In the meantime, I have a big pile of mundane and tedious things to do, which haven’t been done since before I went away. Updating all those files that need updating every few days but don’t work automatically. Generating nice reports for the management. Doing the inter-departmental billing run. All those jobs that really don’t need any brain, but which for one reason or another can’t be automated very well, because of all the exceptions and special cases that go against the rules. Why they fall on my shoulders to do, I’ve never been entirely sure – possibly in an attempt to persuade me to work out how they can be automated, in order to avoid boring myself into a coma. If only they were so boring that I could daydream at the same time; but they’re not, that’s why they need a human to do them.*
This isn’t the sort of task, to be honest, that makes me sit and think “my god, I need another job.” At least this sort of task doesn’t involve inter-divisional politics, or any of the related nastiness. This is just the sort of task that keeps me bumbling away in “Room 3B, IT office” (as the new sign on the door almost says)** wishing I could turn off my computer and go and do something more interesting instead.
* We’re talking about jobs like: reconciling our internal phone system’s billing reports with BT’s billing reports. Which is a hard job for a computer to do because their clocks aren’t synchronised, and they disagree on how long each call lasts. I could write a program that would match on the phone number first then look for fuzzy matches in the other fields, but for a job I only have to do once a quarter it’s not worth the effort.

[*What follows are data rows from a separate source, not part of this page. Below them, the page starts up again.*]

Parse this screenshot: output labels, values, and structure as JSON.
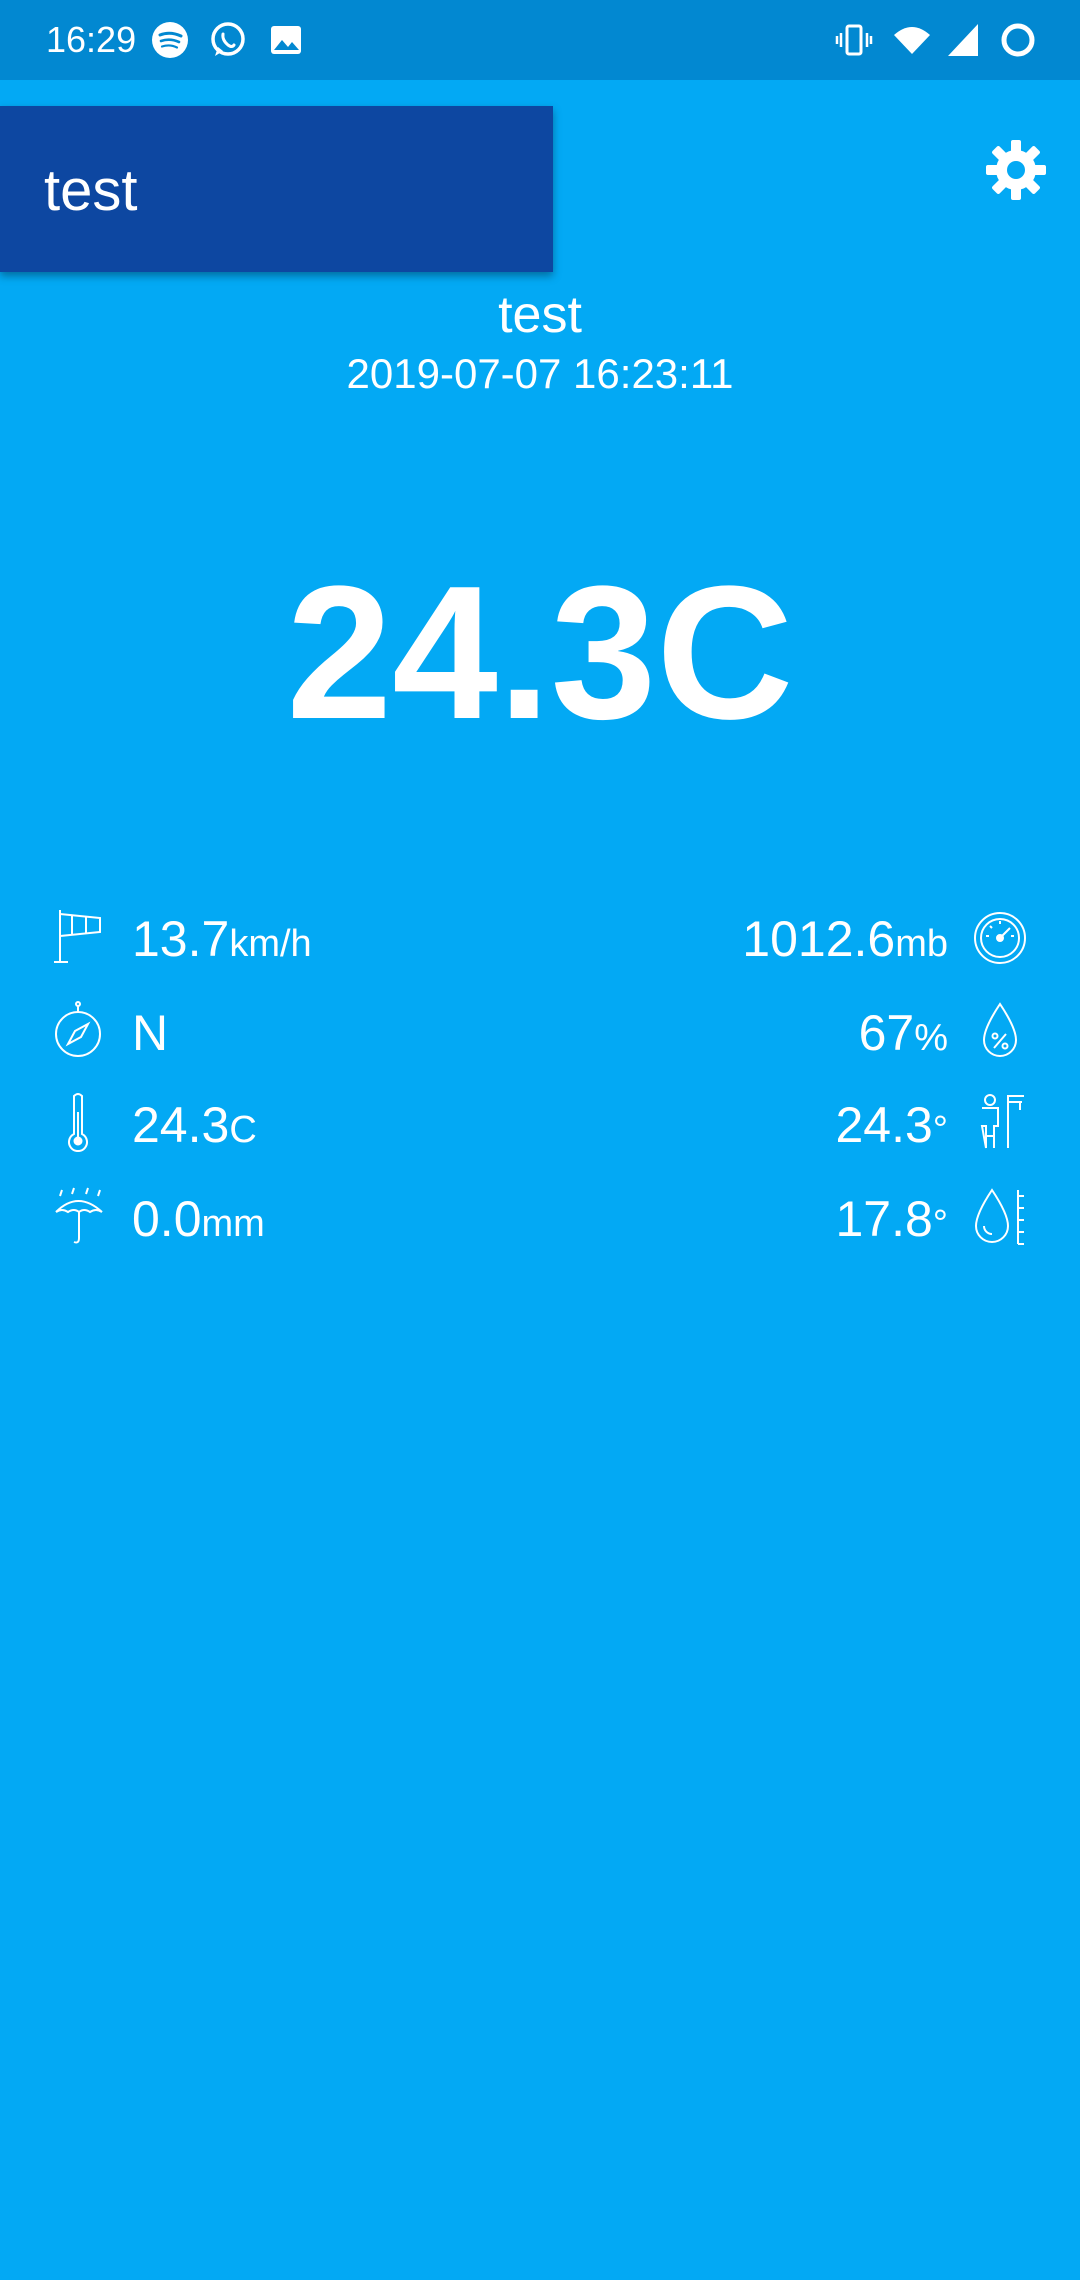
{
  "status_bar": {
    "time": "16:29",
    "left_icons": [
      "spotify-icon",
      "whatsapp-icon",
      "gallery-icon"
    ],
    "right_icons": [
      "vibrate-icon",
      "wifi-icon",
      "cell-signal-icon",
      "battery-icon"
    ]
  },
  "selector": {
    "label": "test"
  },
  "settings": {
    "icon": "gear-icon"
  },
  "station": {
    "name": "test",
    "timestamp": "2019-07-07 16:23:11"
  },
  "temperature": {
    "main": "24.3C"
  },
  "readings": {
    "wind_speed": {
      "value": "13.7",
      "unit": "km/h",
      "icon": "windsock-icon"
    },
    "wind_direction": {
      "value": "N",
      "unit": "",
      "icon": "compass-icon"
    },
    "temperature": {
      "value": "24.3",
      "unit": "C",
      "icon": "thermometer-icon"
    },
    "rain": {
      "value": "0.0",
      "unit": "mm",
      "icon": "umbrella-rain-icon"
    },
    "pressure": {
      "value": "1012.6",
      "unit": "mb",
      "icon": "barometer-icon"
    },
    "humidity": {
      "value": "67",
      "unit": "%",
      "icon": "humidity-drop-icon"
    },
    "feels_like": {
      "value": "24.3",
      "unit": "°",
      "icon": "feels-like-icon"
    },
    "dew_point": {
      "value": "17.8",
      "unit": "°",
      "icon": "dew-point-icon"
    }
  },
  "colors": {
    "background": "#03A9F4",
    "status_bar": "#0288D1",
    "selector": "#0D47A1",
    "text": "#FFFFFF"
  }
}
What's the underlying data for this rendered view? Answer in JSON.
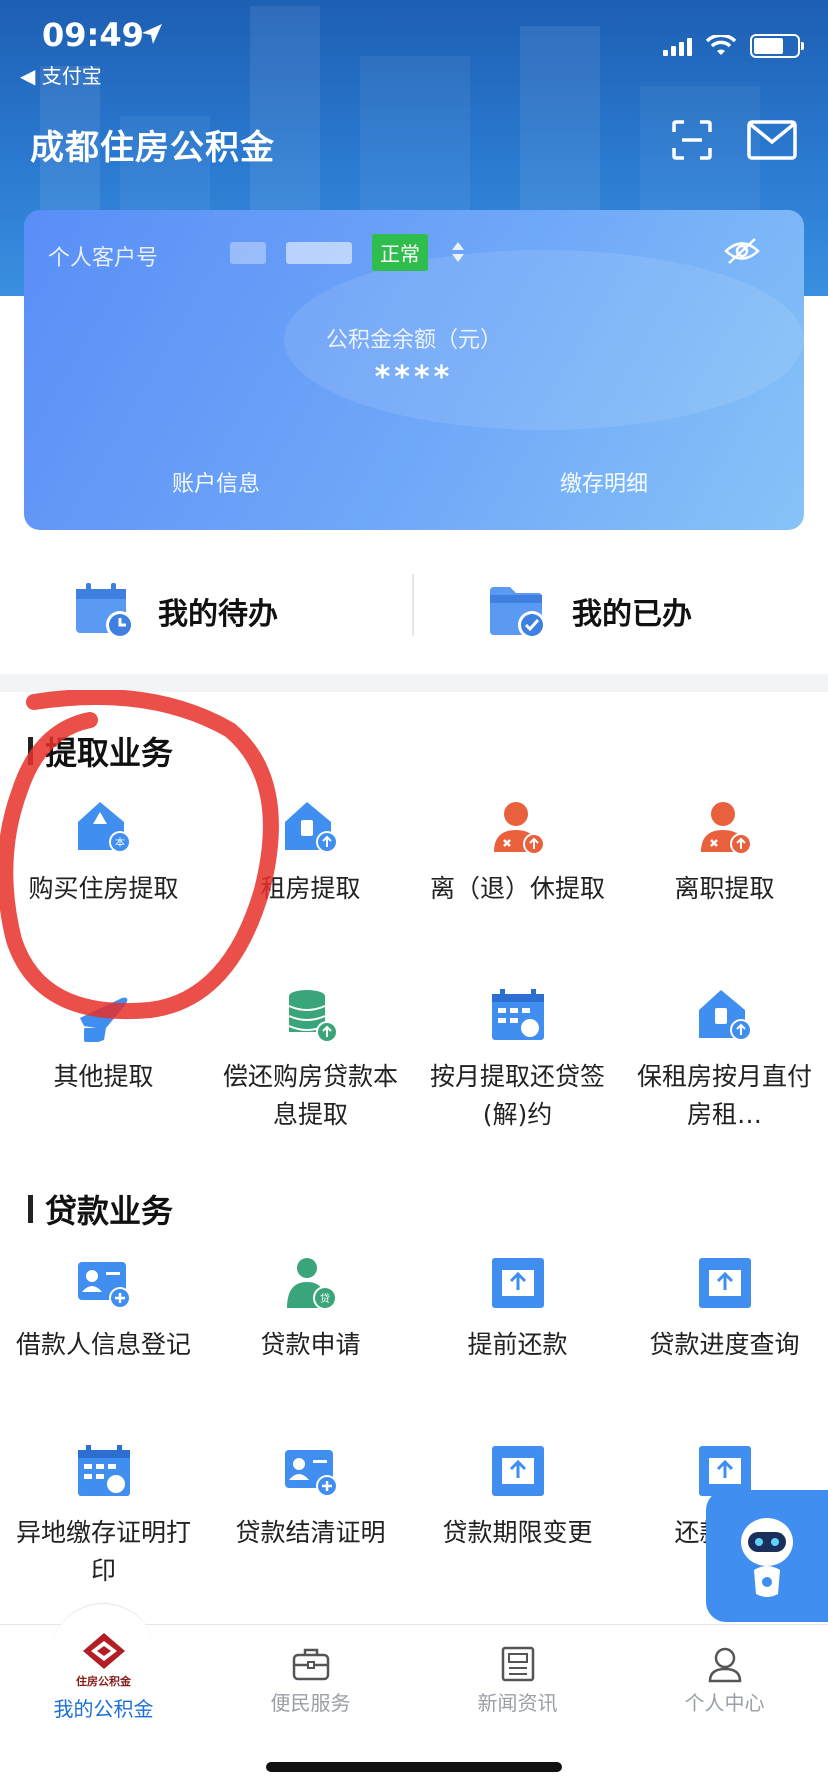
{
  "status_bar": {
    "time": "09:49",
    "back_app": "◀ 支付宝"
  },
  "header": {
    "title": "成都住房公积金"
  },
  "account_card": {
    "customer_label": "个人客户号",
    "status_badge": "正常",
    "balance_label": "公积金余额（元）",
    "balance_value": "****",
    "link_account_info": "账户信息",
    "link_deposit_detail": "缴存明细"
  },
  "todo": {
    "pending_label": "我的待办",
    "done_label": "我的已办"
  },
  "withdraw_section": {
    "title": "提取业务",
    "items": [
      {
        "label": "购买住房提取",
        "icon": "house-buy-icon"
      },
      {
        "label": "租房提取",
        "icon": "house-rent-icon"
      },
      {
        "label": "离（退）休提取",
        "icon": "retire-icon"
      },
      {
        "label": "离职提取",
        "icon": "resign-icon"
      },
      {
        "label": "其他提取",
        "icon": "plane-icon"
      },
      {
        "label": "偿还购房贷款本息提取",
        "icon": "coins-icon"
      },
      {
        "label": "按月提取还贷签(解)约",
        "icon": "calendar-icon"
      },
      {
        "label": "保租房按月直付房租…",
        "icon": "house-rent-icon"
      }
    ]
  },
  "loan_section": {
    "title": "贷款业务",
    "items": [
      {
        "label": "借款人信息登记",
        "icon": "id-card-add-icon"
      },
      {
        "label": "贷款申请",
        "icon": "loan-person-icon"
      },
      {
        "label": "提前还款",
        "icon": "upload-tray-icon"
      },
      {
        "label": "贷款进度查询",
        "icon": "upload-tray-icon"
      },
      {
        "label": "异地缴存证明打印",
        "icon": "calendar-icon"
      },
      {
        "label": "贷款结清证明",
        "icon": "id-card-add-icon"
      },
      {
        "label": "贷款期限变更",
        "icon": "upload-tray-icon"
      },
      {
        "label": "还款变更",
        "icon": "upload-tray-icon"
      }
    ]
  },
  "tabbar": {
    "logo_caption": "住房公积金",
    "tabs": [
      {
        "label": "我的公积金",
        "active": true
      },
      {
        "label": "便民服务",
        "active": false
      },
      {
        "label": "新闻资讯",
        "active": false
      },
      {
        "label": "个人中心",
        "active": false
      }
    ]
  },
  "colors": {
    "primary": "#1d6fd8",
    "icon_blue": "#3f8ef0",
    "icon_orange": "#e8603c",
    "icon_green": "#3aa57a",
    "badge_green": "#2fbd4e",
    "annotation_red": "#e8302a"
  }
}
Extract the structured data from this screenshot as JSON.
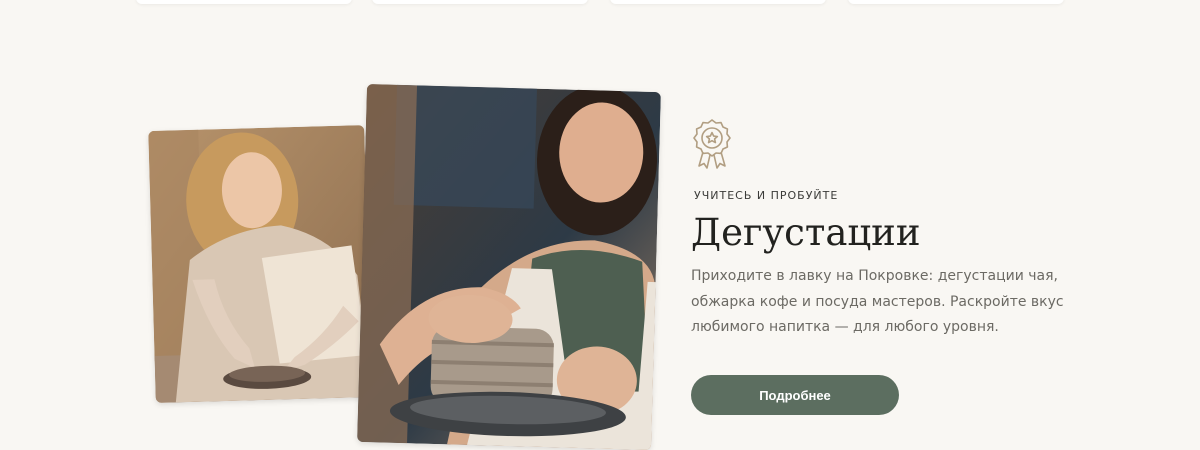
{
  "section": {
    "eyebrow": "УЧИТЕСЬ И ПРОБУЙТЕ",
    "title": "Дегустации",
    "description": "Приходите в лавку на Покровке: дегустации чая, обжарка кофе и посуда мастеров. Раскройте вкус любимого напитка — для любого уровня.",
    "button_label": "Подробнее",
    "icon": "award-badge-icon"
  },
  "images": {
    "left": "woman-shaping-clay-bowl",
    "right": "woman-at-pottery-wheel"
  },
  "colors": {
    "background": "#f9f7f3",
    "accent_button": "#5c6e60",
    "icon_stroke": "#b19e82",
    "title_text": "#22221f",
    "body_text": "#6c6a64"
  }
}
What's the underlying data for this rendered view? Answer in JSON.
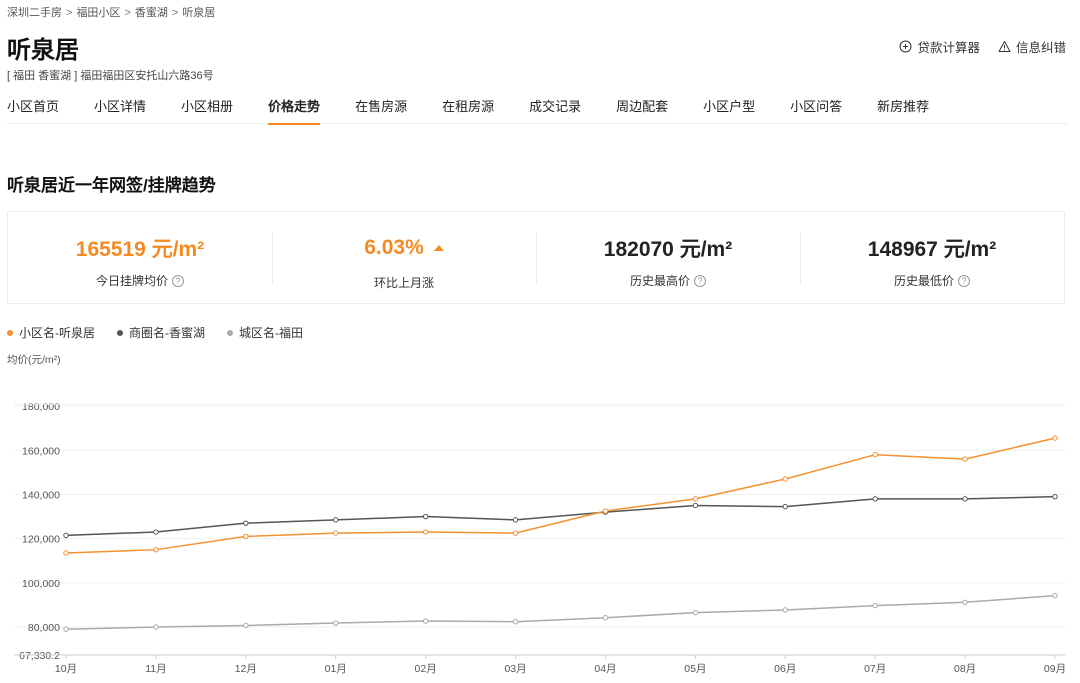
{
  "breadcrumb": [
    "深圳二手房",
    "福田小区",
    "香蜜湖",
    "听泉居"
  ],
  "breadcrumb_sep": ">",
  "title": "听泉居",
  "address": "[ 福田 香蜜湖 ] 福田福田区安托山六路36号",
  "tools": {
    "calculator": "贷款计算器",
    "report": "信息纠错"
  },
  "nav": [
    "小区首页",
    "小区详情",
    "小区相册",
    "价格走势",
    "在售房源",
    "在租房源",
    "成交记录",
    "周边配套",
    "小区户型",
    "小区问答",
    "新房推荐"
  ],
  "nav_active": 3,
  "section_title": "听泉居近一年网签/挂牌趋势",
  "stats": [
    {
      "value": "165519 元/m²",
      "label": "今日挂牌均价"
    },
    {
      "value": "6.03%",
      "label": "环比上月涨"
    },
    {
      "value": "182070 元/m²",
      "label": "历史最高价"
    },
    {
      "value": "148967 元/m²",
      "label": "历史最低价"
    }
  ],
  "colors": {
    "accent": "#f58a23",
    "community": "#f5912e",
    "district": "#555555",
    "city": "#aaaaaa"
  },
  "chart_data": {
    "type": "line",
    "ylabel": "均价(元/m²)",
    "categories": [
      "10月",
      "11月",
      "12月",
      "01月",
      "02月",
      "03月",
      "04月",
      "05月",
      "06月",
      "07月",
      "08月",
      "09月"
    ],
    "y_ticks": [
      "67,330.2",
      "80,000",
      "100,000",
      "120,000",
      "140,000",
      "160,000",
      "180,000"
    ],
    "ylim": [
      67330.2,
      190000
    ],
    "grid": true,
    "legend_position": "top-left",
    "series": [
      {
        "name": "小区名-听泉居",
        "values": [
          113500,
          115000,
          121000,
          122500,
          123000,
          122500,
          132500,
          138000,
          147000,
          158000,
          156000,
          165519
        ]
      },
      {
        "name": "商圈名-香蜜湖",
        "values": [
          121500,
          123000,
          127000,
          128500,
          130000,
          128500,
          132000,
          135000,
          134500,
          138000,
          138000,
          139000
        ]
      },
      {
        "name": "城区名-福田",
        "values": [
          79000,
          80000,
          80700,
          81800,
          82700,
          82400,
          84200,
          86500,
          87700,
          89700,
          91200,
          94200
        ]
      }
    ]
  }
}
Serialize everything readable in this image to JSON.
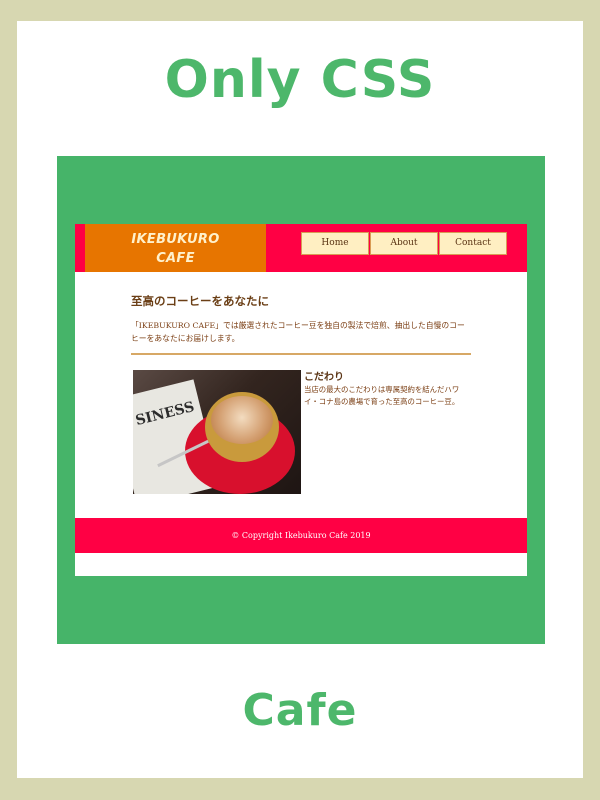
{
  "poster": {
    "title_top": "Only CSS",
    "title_bottom": "Cafe"
  },
  "site": {
    "logo_line1": "IKEBUKURO",
    "logo_line2": "CAFE",
    "nav": [
      "Home",
      "About",
      "Contact"
    ],
    "intro_title": "至高のコーヒーをあなたに",
    "intro_text": "「IKEBUKURO CAFE」では厳選されたコーヒー豆を独自の製法で焙煎、抽出した自慢のコーヒーをあなたにお届けします。",
    "feature_title": "こだわり",
    "feature_text": "当店の最大のこだわりは専属契約を結んだハワイ・コナ島の農場で育った至高のコーヒー豆。",
    "photo_newspaper_text": "SINESS",
    "footer": "© Copyright Ikebukuro Cafe 2019"
  },
  "colors": {
    "frame_border": "#d7d7b1",
    "accent_green": "#46b469",
    "header_red": "#ff0044",
    "logo_orange": "#e77500",
    "nav_cream": "#ffefc2",
    "text_brown": "#7a3d12"
  }
}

** that’s one thing that’s changed whilst I was away, a new sign on the office door. I have thought about editing the IT building plans so it is actually called Room 3B, but haven’t got round to it yet. We already have our own room numbering system for some parts of the building, because when it was last rebuilt the Facilities Management office didn’t get around to telling us what the official room numbers were until long after we needed to number the rooms ourselves.